**DIRECTIONS**
All records must be quoted exactly. Omit the pictures.

**RECORDS FOR PROCESSING**
○ ○ ○ ○ ○
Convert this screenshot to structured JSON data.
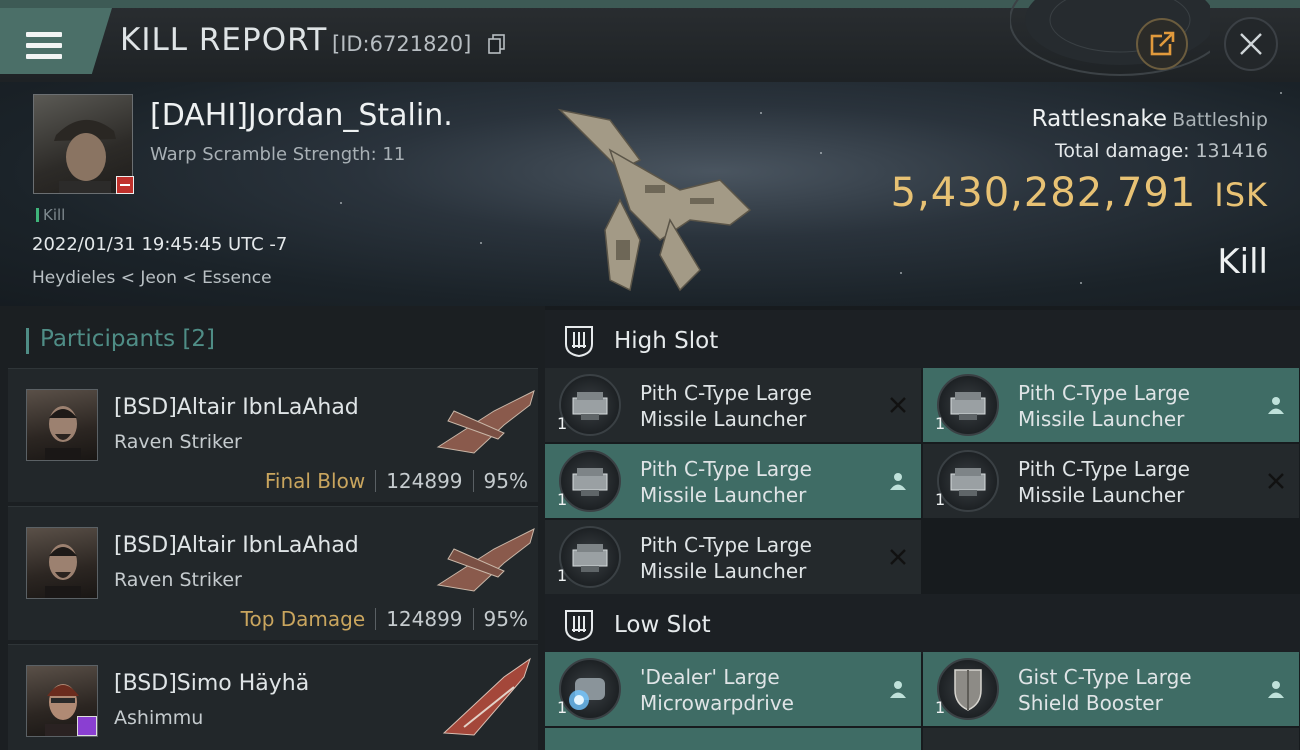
{
  "header": {
    "title": "KILL REPORT",
    "report_id": "[ID:6721820]"
  },
  "victim": {
    "name": "[DAHI]Jordan_Stalin.",
    "warp_scramble": "Warp Scramble Strength: 11",
    "kill_tag": "Kill",
    "timestamp": "2022/01/31 19:45:45 UTC -7",
    "location": "Heydieles < Jeon < Essence",
    "ship_name": "Rattlesnake",
    "ship_class": "Battleship",
    "total_damage_label": "Total damage:",
    "total_damage_value": "131416",
    "isk_value": "5,430,282,791",
    "isk_unit": "ISK",
    "result": "Kill"
  },
  "participants": {
    "heading": "Participants [2]",
    "rows": [
      {
        "name": "[BSD]Altair IbnLaAhad",
        "ship": "Raven Striker",
        "tag": "Final Blow",
        "damage": "124899",
        "percent": "95%"
      },
      {
        "name": "[BSD]Altair IbnLaAhad",
        "ship": "Raven Striker",
        "tag": "Top Damage",
        "damage": "124899",
        "percent": "95%"
      },
      {
        "name": "[BSD]Simo Häyhä",
        "ship": "Ashimmu",
        "tag": "",
        "damage": "",
        "percent": ""
      }
    ]
  },
  "slots": {
    "high_slot_label": "High Slot",
    "low_slot_label": "Low Slot",
    "high_items": [
      {
        "line1": "Pith C-Type Large",
        "line2": "Missile Launcher",
        "qty": "1",
        "status": "destroyed"
      },
      {
        "line1": "Pith C-Type Large",
        "line2": "Missile Launcher",
        "qty": "1",
        "status": "dropped"
      },
      {
        "line1": "Pith C-Type Large",
        "line2": "Missile Launcher",
        "qty": "1",
        "status": "dropped"
      },
      {
        "line1": "Pith C-Type Large",
        "line2": "Missile Launcher",
        "qty": "1",
        "status": "destroyed"
      },
      {
        "line1": "Pith C-Type Large",
        "line2": "Missile Launcher",
        "qty": "1",
        "status": "destroyed"
      }
    ],
    "low_items": [
      {
        "line1": "'Dealer' Large",
        "line2": "Microwarpdrive",
        "qty": "1",
        "status": "dropped"
      },
      {
        "line1": "Gist C-Type Large",
        "line2": "Shield Booster",
        "qty": "1",
        "status": "dropped"
      }
    ]
  },
  "colors": {
    "accent_teal": "#4f8d86",
    "dropped_bg": "#3f6c65",
    "isk_gold": "#e8c274",
    "tag_gold": "#c9a55e"
  }
}
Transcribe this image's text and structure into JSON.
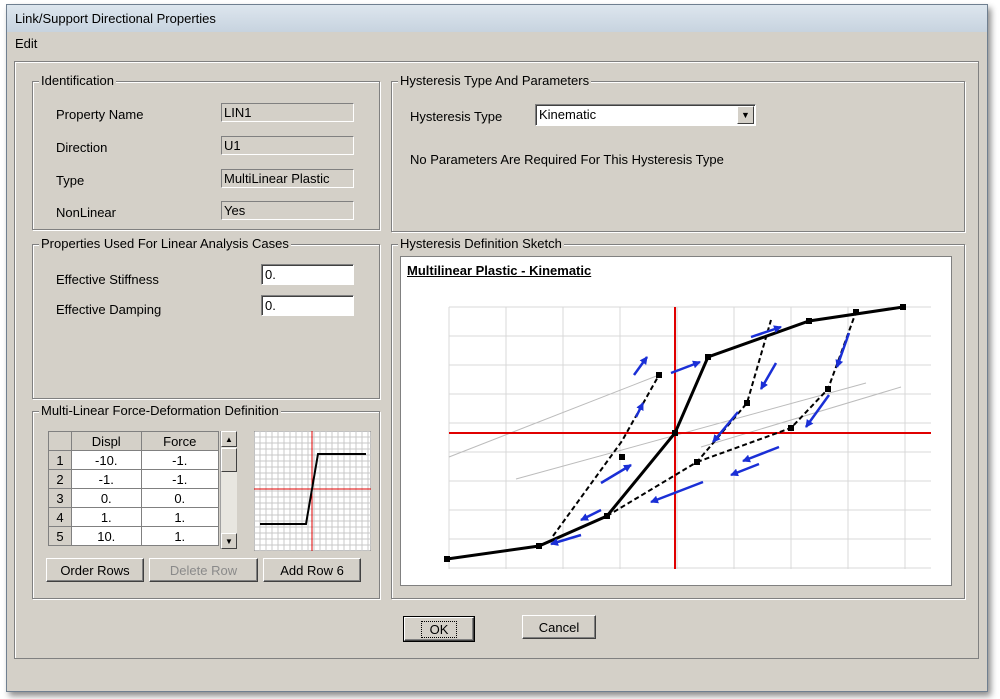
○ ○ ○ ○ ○
**RESULT OF THE TASK**
Convert this screenshot to structured JSON data.
{
  "header": {
    "title": "KILL REPORT",
    "report_id": "[ID:6721820]"
  },
  "victim": {
    "name": "[DAHI]Jordan_Stalin.",
    "warp_scramble": "Warp Scramble Strength: 11",
    "kill_tag": "Kill",
    "timestamp": "2022/01/31 19:45:45 UTC -7",
    "location": "Heydieles < Jeon < Essence",
    "ship_name": "Rattlesnake",
    "ship_class": "Battleship",
    "total_damage_label": "Total damage:",
    "total_damage_value": "131416",
    "isk_value": "5,430,282,791",
    "isk_unit": "ISK",
    "result": "Kill"
  },
  "participants": {
    "heading": "Participants [2]",
    "rows": [
      {
        "name": "[BSD]Altair IbnLaAhad",
        "ship": "Raven Striker",
        "tag": "Final Blow",
        "damage": "124899",
        "percent": "95%"
      },
      {
        "name": "[BSD]Altair IbnLaAhad",
        "ship": "Raven Striker",
        "tag": "Top Damage",
        "damage": "124899",
        "percent": "95%"
      },
      {
        "name": "[BSD]Simo Häyhä",
        "ship": "Ashimmu",
        "tag": "",
        "damage": "",
        "percent": ""
      }
    ]
  },
  "slots": {
    "high_slot_label": "High Slot",
    "low_slot_label": "Low Slot",
    "high_items": [
      {
        "line1": "Pith C-Type Large",
        "line2": "Missile Launcher",
        "qty": "1",
        "status": "destroyed"
      },
      {
        "line1": "Pith C-Type Large",
        "line2": "Missile Launcher",
        "qty": "1",
        "status": "dropped"
      },
      {
        "line1": "Pith C-Type Large",
        "line2": "Missile Launcher",
        "qty": "1",
        "status": "dropped"
      },
      {
        "line1": "Pith C-Type Large",
        "line2": "Missile Launcher",
        "qty": "1",
        "status": "destroyed"
      },
      {
        "line1": "Pith C-Type Large",
        "line2": "Missile Launcher",
        "qty": "1",
        "status": "destroyed"
      }
    ],
    "low_items": [
      {
        "line1": "'Dealer' Large",
        "line2": "Microwarpdrive",
        "qty": "1",
        "status": "dropped"
      },
      {
        "line1": "Gist C-Type Large",
        "line2": "Shield Booster",
        "qty": "1",
        "status": "dropped"
      }
    ]
  },
  "colors": {
    "accent_teal": "#4f8d86",
    "dropped_bg": "#3f6c65",
    "isk_gold": "#e8c274",
    "tag_gold": "#c9a55e"
  }
}
Transcribe this image's text and structure into JSON.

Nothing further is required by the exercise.